Visually Controllable Data Mining. This work was motivated by and can be considered an instance of visually controllable data mining [17], where the objective is to implement advanced data analysis method so that they are understandable and efficiently controllable by the user. Our proposed method satisfies the properties of a visually controllable data mining method (see [17], Sect. II B): (VC1) the data and model space are presented visually, (VC2) there are intuitive visual interactions that allow the user to modify the model space, and (VC3) the method is fast enough to allow for visual interaction.
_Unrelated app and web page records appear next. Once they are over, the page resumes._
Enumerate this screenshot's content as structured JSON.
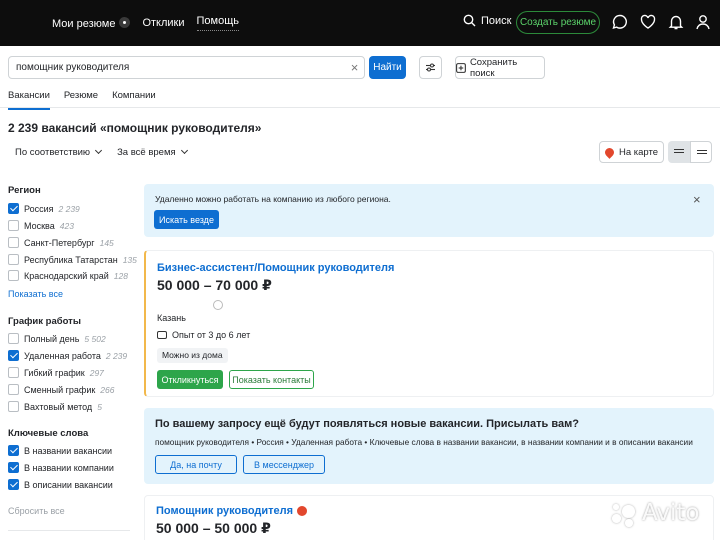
{
  "header": {
    "nav": [
      "Мои резюме",
      "Отклики",
      "Помощь"
    ],
    "search_label": "Поиск",
    "create_resume": "Создать резюме"
  },
  "search": {
    "value": "помощник руководителя",
    "find_button": "Найти",
    "save_search": "Сохранить поиск"
  },
  "tabs": [
    "Вакансии",
    "Резюме",
    "Компании"
  ],
  "results": {
    "title": "2 239 вакансий «помощник руководителя»",
    "sort": "По соответствию",
    "period": "За всё время",
    "map_button": "На карте"
  },
  "sidebar": {
    "region": {
      "title": "Регион",
      "items": [
        {
          "label": "Россия",
          "count": "2 239",
          "checked": true
        },
        {
          "label": "Москва",
          "count": "423",
          "checked": false
        },
        {
          "label": "Санкт-Петербург",
          "count": "145",
          "checked": false
        },
        {
          "label": "Республика Татарстан",
          "count": "135",
          "checked": false
        },
        {
          "label": "Краснодарский край",
          "count": "128",
          "checked": false
        }
      ],
      "show_all": "Показать все"
    },
    "schedule": {
      "title": "График работы",
      "items": [
        {
          "label": "Полный день",
          "count": "5 502",
          "checked": false
        },
        {
          "label": "Удаленная работа",
          "count": "2 239",
          "checked": true
        },
        {
          "label": "Гибкий график",
          "count": "297",
          "checked": false
        },
        {
          "label": "Сменный график",
          "count": "266",
          "checked": false
        },
        {
          "label": "Вахтовый метод",
          "count": "5",
          "checked": false
        }
      ]
    },
    "keywords": {
      "title": "Ключевые слова",
      "items": [
        {
          "label": "В названии вакансии",
          "checked": true
        },
        {
          "label": "В названии компании",
          "checked": true
        },
        {
          "label": "В описании вакансии",
          "checked": true
        }
      ],
      "reset": "Сбросить все"
    }
  },
  "banner": {
    "text": "Удаленно можно работать на компанию из любого региона.",
    "button": "Искать везде"
  },
  "vacancy1": {
    "title": "Бизнес-ассистент/Помощник руководителя",
    "salary": "50 000 – 70 000 ₽",
    "city": "Казань",
    "experience": "Опыт от 3 до 6 лет",
    "tag": "Можно из дома",
    "respond": "Откликнуться",
    "contacts": "Показать контакты"
  },
  "subscribe": {
    "title": "По вашему запросу ещё будут появляться новые вакансии. Присылать вам?",
    "query": "помощник руководителя • Россия • Удаленная работа • Ключевые слова в названии вакансии, в названии компании и в описании вакансии",
    "email_button": "Да, на почту",
    "messenger_button": "В мессенджер"
  },
  "vacancy2": {
    "title": "Помощник руководителя",
    "salary": "50 000 – 50 000 ₽"
  },
  "watermark": "Avito",
  "colors": {
    "accent": "#0e6ed1",
    "green": "#2da54a",
    "banner": "#e3f3fc"
  }
}
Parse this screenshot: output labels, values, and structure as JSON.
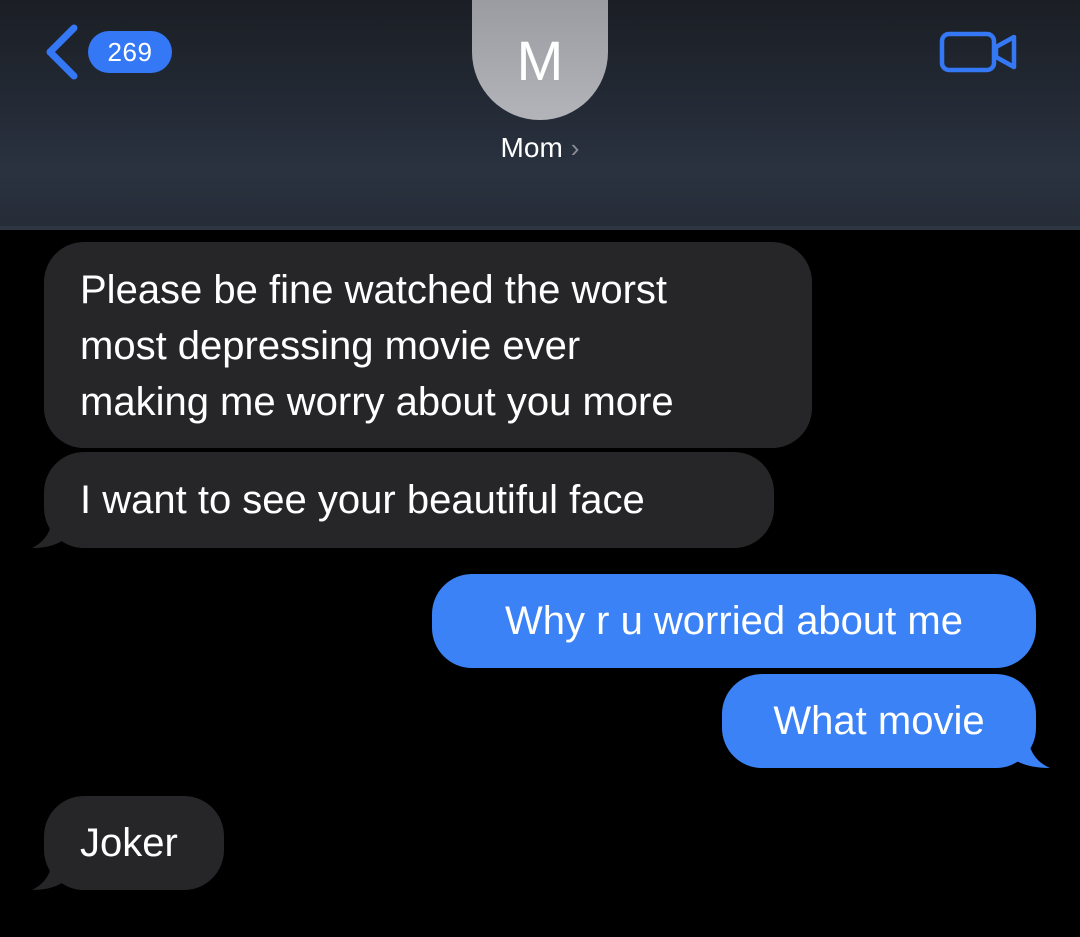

Information Visualization and Visual Analytics. Many new interactive visualization methods are presented yearly at the IEEE Conference on Visual Analytics Science and Technology (VAST). The focus in these communities is less on the use or development of advanced data mining or machine learning techniques, and more on efficient use of displays and human cognition, as well as efficient exploration via selection of data objects and features, but the need to merge with the data mining community has been long recognized [10].

5 Conclusions

There is a growing need for generic tools that integrate advanced visualization with data mining techniques to facilitate visual data analysis by a human user. Our aim with this paper was to present a proof of concept for how this need can be addressed: a tool that initially presents the user with an ‘interesting’ projection of the data and then employs data randomization with constraints to allow users to flexibly express their interests or beliefs. These constraints expressed by the user are then taken into account by a projection-finding algorithm to compute a new ‘interesting’ projection, a process that can be iterated until the user runs out of time or finds that constraints explain everything the user needs to know about the data.

In our example, the user can associate two types of constraints on a chosen subset of data points: the appearance of the points in the particular projection or the fact that the points can be nearby also in other projections. We also tested the tool on two data sets, one controlled experiment on synthetic data and another on real census data. We found that the tool performs according to our expectations; it manages to find interesting projections, although interesting can be case specific and relies on the definition of an appropriate interestingness measure, here \(L_1\) norm. More research into that is warranted. Nonetheless, we think this approach is useful in constructing new tools and methods for visually controllable interactive data analysis in variety of settings. In further work we intend to investigate the use of the FORSIED approach to formalizing the background model [3, 4], as well as its use for computing the most informative data projections. Additionally, alternative types of constraints will be investigated.